Cash-rich bidders from the Middle East and Asia are circling at a particularly uncomfortable time for western banks, which are at a crossroads with regards to their Turkish strategy. Many are eager to participate in the consolidation of an attractive banking industry but run the risk of any acquisition being blocked by shareholders or their own national regulators at a time when reducing risk-weighted assets is meant to be the order of the day.
Last year it appeared that UniCredit, which has a large presence in Turkey as co-owner of the country’s fourth-biggest traded lender Yapı Kredi Bank, would be one of those international firms which may be forced to retrench, but the bank’s successful rights issue and the liquidity injection provided to the sector by the European Central Bank have emboldened the Italian bank to adopt a position of apparent strength. Last month UniCredit’s chief executive Federico Ghizzoni said he might look at buying Turkey’s Denizbank.
Standing still not an option
The jeopardy is all the greater for the fact that if international banks want to succeed in Turkey, then they need scale and that means further acquisitions.
“The banking sector is relatively fragmented and there are some of the larger players that are looking to be endgame winners. It’s all about scale,” said the head of CEEMEA M&A at one US bank.
The country’s seven biggest banks boast a market share of more than 7%. Another six have market share of between 1% and 4%, including ING, which paid €2bn for Oyak Bank in June 2007, and HSBC.
The conundrum is that if a bank is not selling out of Turkey then it needs to buy. Standing still is not an option.
ING is maintaining its commitment to Turkey against a backdrop of asset sales elsewhere. In March, the bank said it was selling its Asian business.

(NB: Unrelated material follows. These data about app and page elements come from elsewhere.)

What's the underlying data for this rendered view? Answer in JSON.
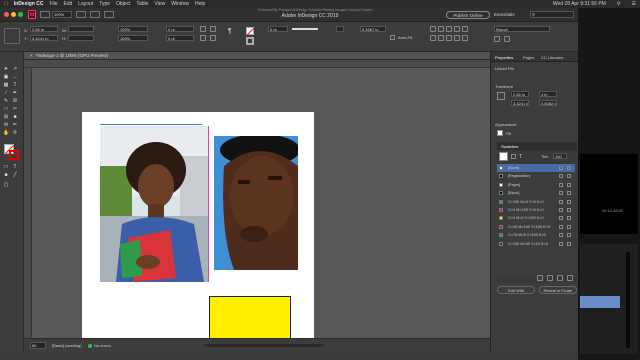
{
  "menubar": {
    "app": "InDesign CC",
    "items": [
      "File",
      "Edit",
      "Layout",
      "Type",
      "Object",
      "Table",
      "View",
      "Window",
      "Help"
    ],
    "right_time": "Wed 28 Apr  9:31:56 PM"
  },
  "window": {
    "title": "Adobe InDesign CC 2019",
    "zoom": "100%",
    "publish_label": "Publish Online",
    "workspace": "Essentials",
    "path_title": "/Volumes/My Passport/InDesign Tutorials/Placing Images/ Lesson/ Layers"
  },
  "control": {
    "x": "2.84 in",
    "y": "3.4241 in",
    "w": "",
    "h": "",
    "pt": "0 pt",
    "pct": "100%",
    "stroke_wt": "0 pt",
    "fit_val": "0.1667 in",
    "auto_fit": "Auto-Fit",
    "style": "[None]"
  },
  "document": {
    "tab": "*Indesign-1 @ 100% [GPU Preview]"
  },
  "status": {
    "page": "86",
    "style": "[Basic] (working)",
    "errors": "No errors"
  },
  "panels": {
    "tabs": [
      "Properties",
      "Pages",
      "CC Libraries"
    ],
    "linked_file": "Linked File",
    "transform": "Transform",
    "t_x": "2.84 in",
    "t_y": "3.4241 in",
    "t_w": "4 in",
    "t_h": "0.6082 in",
    "appearance": "Appearance",
    "fill_label": "Fill",
    "swatches_tab": "Swatches",
    "tint_label": "Tint:",
    "tint_value": "100",
    "swatches": [
      {
        "name": "[None]",
        "color": "#ffffff",
        "selected": true
      },
      {
        "name": "[Registration]",
        "color": "#000000"
      },
      {
        "name": "[Paper]",
        "color": "#ffffff"
      },
      {
        "name": "[Black]",
        "color": "#000000"
      },
      {
        "name": "C=100 M=0 Y=0 K=0",
        "color": "#00a0e9"
      },
      {
        "name": "C=0 M=100 Y=0 K=0",
        "color": "#e4007f"
      },
      {
        "name": "C=0 M=0 Y=100 K=0",
        "color": "#fff100"
      },
      {
        "name": "C=15 M=100 Y=100 K=0",
        "color": "#c8161d"
      },
      {
        "name": "C=75 M=5 Y=100 K=0",
        "color": "#1aa33a"
      },
      {
        "name": "C=100 M=90 Y=10 K=0",
        "color": "#1d3b8f"
      }
    ],
    "edit_with": "Edit With",
    "reveal_finder": "Reveal in Finder"
  },
  "premiere": {
    "timecode": "00:14:16:03"
  }
}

There is no doubt about HSBC’s position. In November the bank threw its hat into the ring as a potential bidder for Finansbank, while it has gone head-to-head with QNB by making a US$4.7bn offer for Denizbank last year. Just to underline the point, HSBC has said publicly that it regards Turkey as a priority.